**WHAT THE TASK REQUIRES**. Please reproduce the entries exactly, skipping each picture.

*** Begin section ***

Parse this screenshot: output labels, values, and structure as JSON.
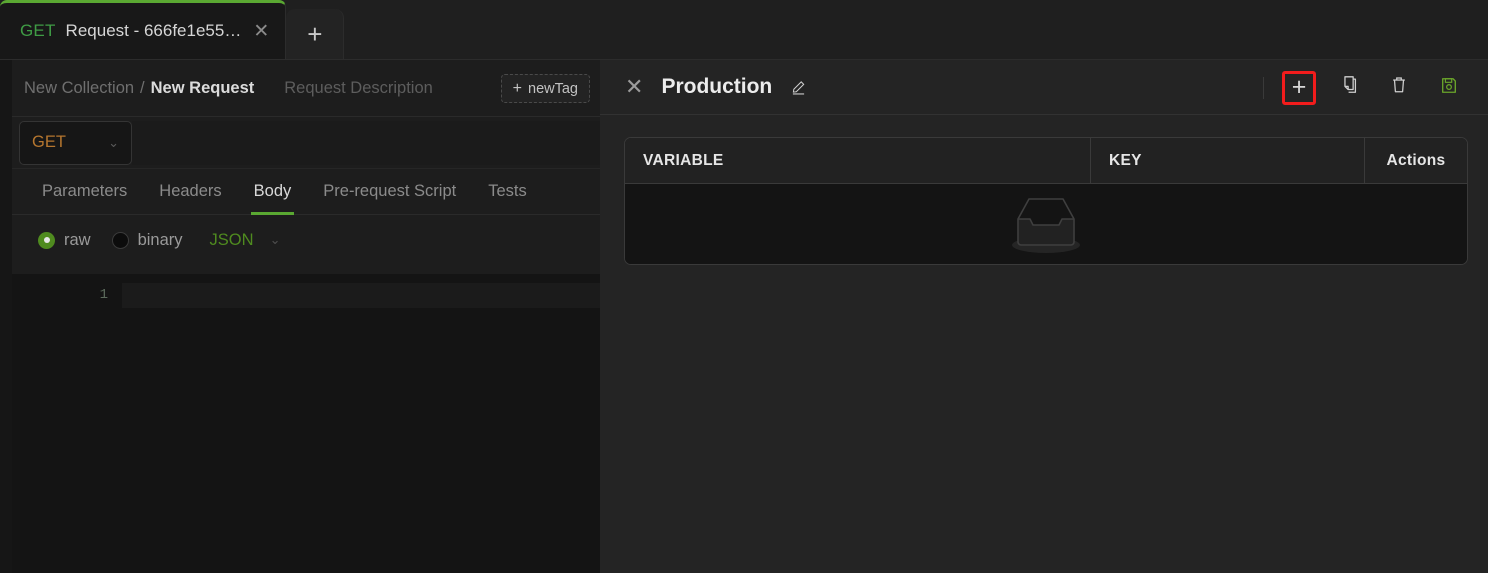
{
  "tabbar": {
    "tabs": [
      {
        "method": "GET",
        "title": "Request - 666fe1e55…",
        "close_label": "✕"
      }
    ],
    "add_tab_label": "+"
  },
  "request": {
    "breadcrumb": {
      "collection": "New Collection",
      "separator": "/",
      "request": "New Request",
      "description": "Request Description"
    },
    "new_tag": {
      "plus": "+",
      "label": "newTag"
    },
    "method": {
      "value": "GET",
      "chevron": "⌄",
      "color": "#b5762f"
    },
    "url": {
      "value": "",
      "placeholder": ""
    },
    "tabs": [
      {
        "label": "Parameters",
        "active": false
      },
      {
        "label": "Headers",
        "active": false
      },
      {
        "label": "Body",
        "active": true
      },
      {
        "label": "Pre-request Script",
        "active": false
      },
      {
        "label": "Tests",
        "active": false
      }
    ],
    "body_options": {
      "raw": {
        "label": "raw",
        "selected": true
      },
      "binary": {
        "label": "binary",
        "selected": false
      },
      "content_type": {
        "label": "JSON",
        "chevron": "⌄",
        "color": "#4f8b1f"
      }
    },
    "editor": {
      "line_numbers": [
        "1"
      ],
      "content": ""
    }
  },
  "environment": {
    "close_icon": "✕",
    "title": "Production",
    "edit_icon": "pencil-icon",
    "actions": [
      {
        "name": "add-variable",
        "icon": "plus-icon",
        "label": "+",
        "highlighted": true,
        "highlight_color": "#f21c1c"
      },
      {
        "name": "duplicate-environment",
        "icon": "copy-icon",
        "label": "",
        "highlighted": false
      },
      {
        "name": "delete-environment",
        "icon": "trash-icon",
        "label": "",
        "highlighted": false
      },
      {
        "name": "save-environment",
        "icon": "save-disk-icon",
        "label": "",
        "highlighted": false,
        "color": "#6aa52a"
      }
    ],
    "table": {
      "columns": [
        "VARIABLE",
        "KEY",
        "Actions"
      ],
      "rows": [],
      "empty_icon": "inbox-icon"
    }
  }
}
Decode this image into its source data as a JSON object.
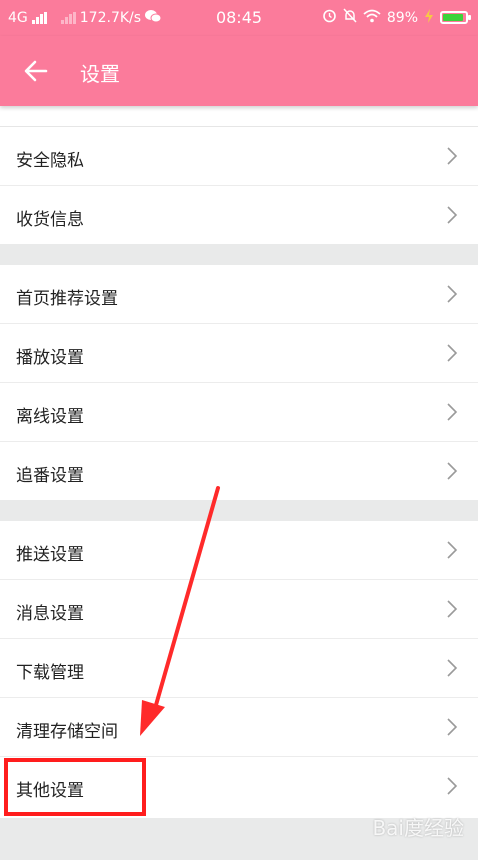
{
  "status_bar": {
    "network": "4G",
    "speed": "172.7K/s",
    "time": "08:45",
    "battery": "89%",
    "battery_level": 0.89,
    "colors": {
      "bar_bg": "#fb7b9b",
      "battery_fill": "#3ad33a"
    }
  },
  "header": {
    "title": "设置",
    "back_icon": "arrow-left-icon",
    "color": "#fb7b9b"
  },
  "groups": [
    {
      "items": [
        {
          "label": "安全隐私"
        },
        {
          "label": "收货信息"
        }
      ]
    },
    {
      "items": [
        {
          "label": "首页推荐设置"
        },
        {
          "label": "播放设置"
        },
        {
          "label": "离线设置"
        },
        {
          "label": "追番设置"
        }
      ]
    },
    {
      "items": [
        {
          "label": "推送设置"
        },
        {
          "label": "消息设置"
        },
        {
          "label": "下载管理"
        },
        {
          "label": "清理存储空间"
        },
        {
          "label": "其他设置"
        }
      ]
    }
  ],
  "annotation": {
    "highlight_color": "#ff1d1d",
    "target": "其他设置"
  },
  "watermark": {
    "text": "Bai度经验"
  }
}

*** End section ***

**RESPONSE FOR THIS EXERCISE**.
Parse this screenshot: output labels, values, and structure as JSON.
{
  "tabbar": {
    "tabs": [
      {
        "method": "GET",
        "title": "Request - 666fe1e55…",
        "close_label": "✕"
      }
    ],
    "add_tab_label": "+"
  },
  "request": {
    "breadcrumb": {
      "collection": "New Collection",
      "separator": "/",
      "request": "New Request",
      "description": "Request Description"
    },
    "new_tag": {
      "plus": "+",
      "label": "newTag"
    },
    "method": {
      "value": "GET",
      "chevron": "⌄",
      "color": "#b5762f"
    },
    "url": {
      "value": "",
      "placeholder": ""
    },
    "tabs": [
      {
        "label": "Parameters",
        "active": false
      },
      {
        "label": "Headers",
        "active": false
      },
      {
        "label": "Body",
        "active": true
      },
      {
        "label": "Pre-request Script",
        "active": false
      },
      {
        "label": "Tests",
        "active": false
      }
    ],
    "body_options": {
      "raw": {
        "label": "raw",
        "selected": true
      },
      "binary": {
        "label": "binary",
        "selected": false
      },
      "content_type": {
        "label": "JSON",
        "chevron": "⌄",
        "color": "#4f8b1f"
      }
    },
    "editor": {
      "line_numbers": [
        "1"
      ],
      "content": ""
    }
  },
  "environment": {
    "close_icon": "✕",
    "title": "Production",
    "edit_icon": "pencil-icon",
    "actions": [
      {
        "name": "add-variable",
        "icon": "plus-icon",
        "label": "+",
        "highlighted": true,
        "highlight_color": "#f21c1c"
      },
      {
        "name": "duplicate-environment",
        "icon": "copy-icon",
        "label": "",
        "highlighted": false
      },
      {
        "name": "delete-environment",
        "icon": "trash-icon",
        "label": "",
        "highlighted": false
      },
      {
        "name": "save-environment",
        "icon": "save-disk-icon",
        "label": "",
        "highlighted": false,
        "color": "#6aa52a"
      }
    ],
    "table": {
      "columns": [
        "VARIABLE",
        "KEY",
        "Actions"
      ],
      "rows": [],
      "empty_icon": "inbox-icon"
    }
  }
}
Decode this image into its source data as a JSON object.
{
  "status_bar": {
    "network": "4G",
    "speed": "172.7K/s",
    "time": "08:45",
    "battery": "89%",
    "battery_level": 0.89,
    "colors": {
      "bar_bg": "#fb7b9b",
      "battery_fill": "#3ad33a"
    }
  },
  "header": {
    "title": "设置",
    "back_icon": "arrow-left-icon",
    "color": "#fb7b9b"
  },
  "groups": [
    {
      "items": [
        {
          "label": "安全隐私"
        },
        {
          "label": "收货信息"
        }
      ]
    },
    {
      "items": [
        {
          "label": "首页推荐设置"
        },
        {
          "label": "播放设置"
        },
        {
          "label": "离线设置"
        },
        {
          "label": "追番设置"
        }
      ]
    },
    {
      "items": [
        {
          "label": "推送设置"
        },
        {
          "label": "消息设置"
        },
        {
          "label": "下载管理"
        },
        {
          "label": "清理存储空间"
        },
        {
          "label": "其他设置"
        }
      ]
    }
  ],
  "annotation": {
    "highlight_color": "#ff1d1d",
    "target": "其他设置"
  },
  "watermark": {
    "text": "Bai度经验"
  }
}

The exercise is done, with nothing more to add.